Reducing risks requires global action on climate change policies supported by technological progress and socio-economic change. Efforts to decarbonize economies carry risks of their own, and a late and abrupt transition to a low-carbon economy could lead to assets suddenly losing value and a rapid repricing of climate-related risks.
Past years have been a turning point for many, as it showed companies of all sizes and verticals that they need flexible environments enabled by the cloud to keep up with new demands. Research supports this, finding that up to 78% of IT enterprises are accelerating cloud journeys. In Knowit, we are meeting with customers every day on this topic, charting with them their own tailored cloud journey.
Corporate leaders in sustainability
Knowit is strongly committed to sustainable development. Sustainability is about creating long-term value by integrating environmental, social, and financial risks and opportunities in business strategy and operations. Integrating sustainability contributes to creating an attractive and flexible company that is equipped for a changeable business landscape.
Google became carbon-neutral in 2007, meaning that it has purchased offsets to balance all carbon-emitting energy sources since then. In 2020, Google’s parent company Alphabet announced that it would invest $5.75 billion in sustainability bonds, making Google one of the corporate leaders in sustainability. Google is also the first major company to commit to operating on 24/7 carbon-free energy in all its data centers and campuses worldwide by 2030.
Many customers face tough questions about how their business impacts the natural environment today and how climate change will affect it in the future. In August, Google analyzed the aggregate data from all customers across Google Cloud Platform, and over 600,000 gross kg CO2 emissions were associated with projects that it recommended for cleanup or reclamation.
Google Datacenter Hamina Finland. Photo: Google
Google has deliberately chartered an eco-friendly course for the design and constructions of data centers around the globe including its Hamina datacenter in Finland. The company’s long-term goal is to deliberately only use renewable energies to meet the energy requirement for its data centers. Storing data and operating applications in a local data center powered by green energy is a key factor to meet demands of latency, availability, security and carbon footprint reduction.
Understanding how to fight climate change
This year, one of the important themes in Google Cloud Next 21 has been to address climate change by featuring new products and services to monitor and reduce energy consumption. One of the announcements relates to a new feature that will provide custom carbon footprint reports that detail the carbon emissions their cloud usage generates.
To help customers run their business with as light a footprint as possible, Google Cloud offers Carbon Footprint. It provides visibility for each customer into the climate impacts of products purchased from Google Cloud so that customers can report on and take action to reduce those impacts.

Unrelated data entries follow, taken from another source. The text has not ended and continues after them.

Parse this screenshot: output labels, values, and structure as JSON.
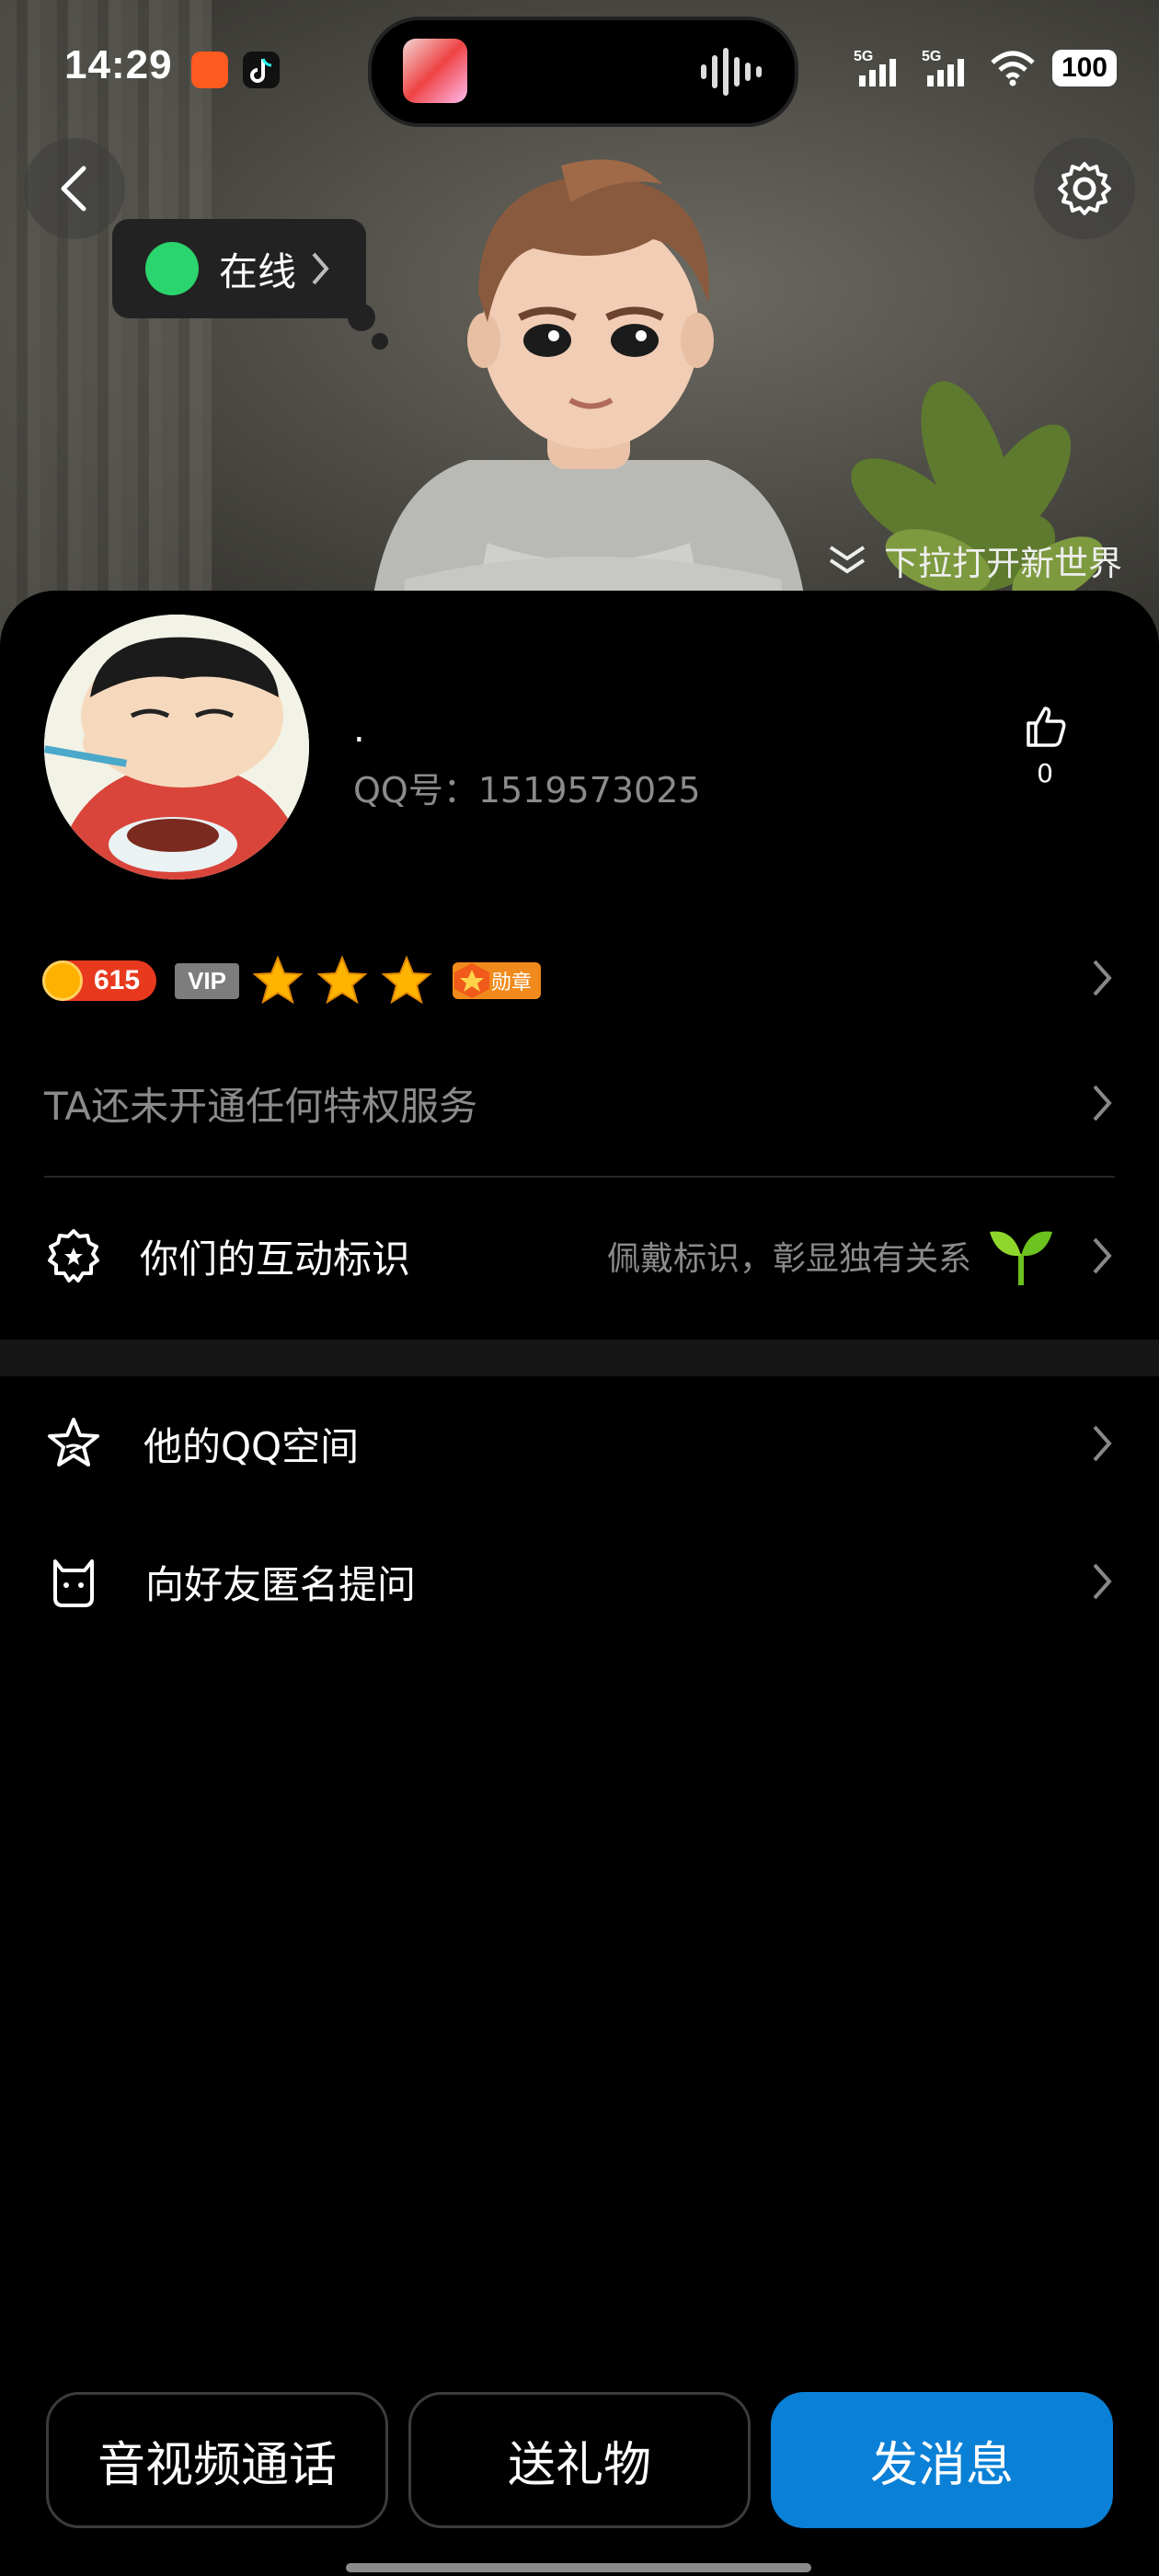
{
  "status_bar": {
    "time": "14:29",
    "battery": "100",
    "signal1_label": "5G",
    "signal2_label": "5G"
  },
  "hero": {
    "online_status": "在线",
    "pull_hint": "下拉打开新世界"
  },
  "profile": {
    "nickname": ".",
    "qq_number": "QQ号：1519573025",
    "like_count": "0"
  },
  "badges": {
    "level": "615",
    "vip": "VIP",
    "star_count": 3,
    "medal_label": "勋章"
  },
  "rows": {
    "privilege": "TA还未开通任何特权服务",
    "interaction_label": "你们的互动标识",
    "interaction_hint": "佩戴标识，彰显独有关系",
    "qzone": "他的QQ空间",
    "anon_question": "向好友匿名提问"
  },
  "actions": {
    "call": "音视频通话",
    "gift": "送礼物",
    "message": "发消息"
  },
  "colors": {
    "accent": "#0a80d6",
    "online": "#2bd46e",
    "level": "#e8391f"
  }
}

Google Cloud will also alert users of idle cloud instances and the associated carbon footprint. Deleting the instances should reduce the footprint. The Unattended Project Recommender API will include carbon emissions saving estimate from removed idle resources and Active Assist Recommender will include a sustainability category, according to the company.

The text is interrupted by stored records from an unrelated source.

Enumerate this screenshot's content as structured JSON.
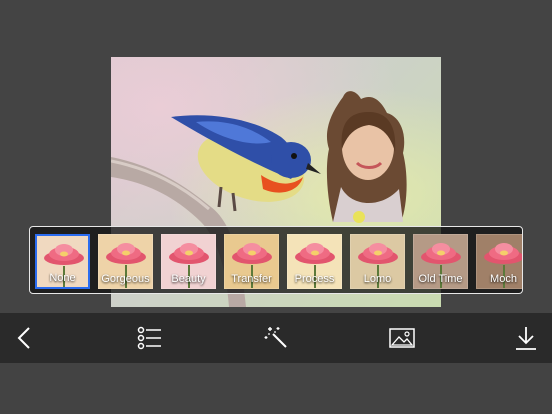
{
  "filters": [
    {
      "label": "None",
      "selected": true,
      "tint": "#f0d9c0"
    },
    {
      "label": "Gorgeous",
      "selected": false,
      "tint": "#eed3a8"
    },
    {
      "label": "Beauty",
      "selected": false,
      "tint": "#f1d2d2"
    },
    {
      "label": "Transfer",
      "selected": false,
      "tint": "#e9c98f"
    },
    {
      "label": "Process",
      "selected": false,
      "tint": "#f4e3b8"
    },
    {
      "label": "Lomo",
      "selected": false,
      "tint": "#dcc9a3"
    },
    {
      "label": "Old Time",
      "selected": false,
      "tint": "#b59a86"
    },
    {
      "label": "Moch",
      "selected": false,
      "tint": "#a08068"
    }
  ],
  "toolbar": {
    "back_icon": "chevron-left-icon",
    "list_icon": "list-icon",
    "magic_icon": "magic-wand-icon",
    "gallery_icon": "image-icon",
    "download_icon": "download-icon"
  },
  "colors": {
    "background": "#434343",
    "toolbar": "#2a2a2a",
    "selection": "#2b6cf0"
  }
}
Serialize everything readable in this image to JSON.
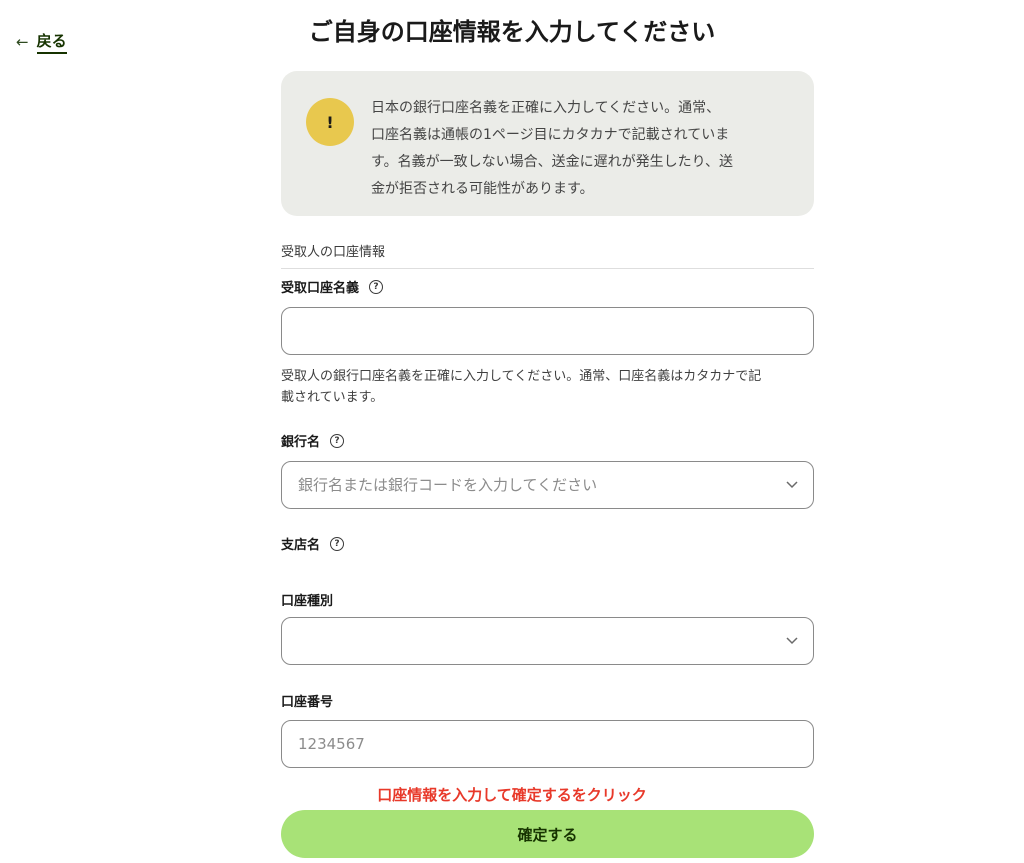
{
  "nav": {
    "back_label": "戻る"
  },
  "page": {
    "title": "ご自身の口座情報を入力してください"
  },
  "notice": {
    "icon_glyph": "!",
    "lines": [
      "日本の銀行口座名義を正確に入力してください。通常、",
      "口座名義は通帳の1ページ目にカタカナで記載されていま",
      "す。名義が一致しない場合、送金に遅れが発生したり、送",
      "金が拒否される可能性があります。"
    ]
  },
  "section": {
    "heading": "受取人の口座情報"
  },
  "fields": {
    "account_holder": {
      "label": "受取口座名義",
      "value": "",
      "help_lines": [
        "受取人の銀行口座名義を正確に入力してください。通常、口座名義はカタカナで記",
        "載されています。"
      ]
    },
    "bank_name": {
      "label": "銀行名",
      "placeholder": "銀行名または銀行コードを入力してください"
    },
    "branch_name": {
      "label": "支店名"
    },
    "account_type": {
      "label": "口座種別",
      "value": ""
    },
    "account_number": {
      "label": "口座番号",
      "placeholder": "1234567"
    }
  },
  "help_icon_glyph": "?",
  "instruction": "口座情報を入力して確定するをクリック",
  "submit": {
    "label": "確定する"
  },
  "colors": {
    "accent_green": "#a8e277",
    "dark_green": "#163300",
    "notice_bg": "#ebece8",
    "warning_yellow": "#e8c84e",
    "instruction_red": "#e8392a"
  }
}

A report tailored to customers specific carbon footprint, Google looks at the gross carbon emissions produced by the computing infrastructure supporting its internal services. Google apportions those gross emissions to each Google Cloud product and allocates the emissions to a customer based on the customer's usage of those Google Cloud products.
Carbon Footprint builds its calculations from bottom-to-top, relying heavily on machine-level power and activity monitoring inside Google data centers. This lets the platform allocate gross emissions to the internal services that are directly using these machines or driving machine purchasing decisions. This level of granularity enables Google to apportion gross emissions to customers based on their specific usage.
Knowit partnership with Google
Due to the use of the latest and more energy-efficient servers in cloud data centers, a dramatic improvement in the reduction of carbon emissions is seen. These servers usually function at higher usage rates than on-premises data centers and can optimize their energy consumption using modern technologies. According to a recent cloud survey study, "Moving applications to the cloud could compress the energy footprint of a workload to one-fifth of that of running the same workload in on-premises data centers."
Knowit supports companies and organizations in digital transformation with a unique combination of competence in IT, design, communication, and management. We develop innovative and sustainable solutions that contribute to high business value for our clients. Since the company was established in 1990, we have built up significant momentum by offering Google-related services.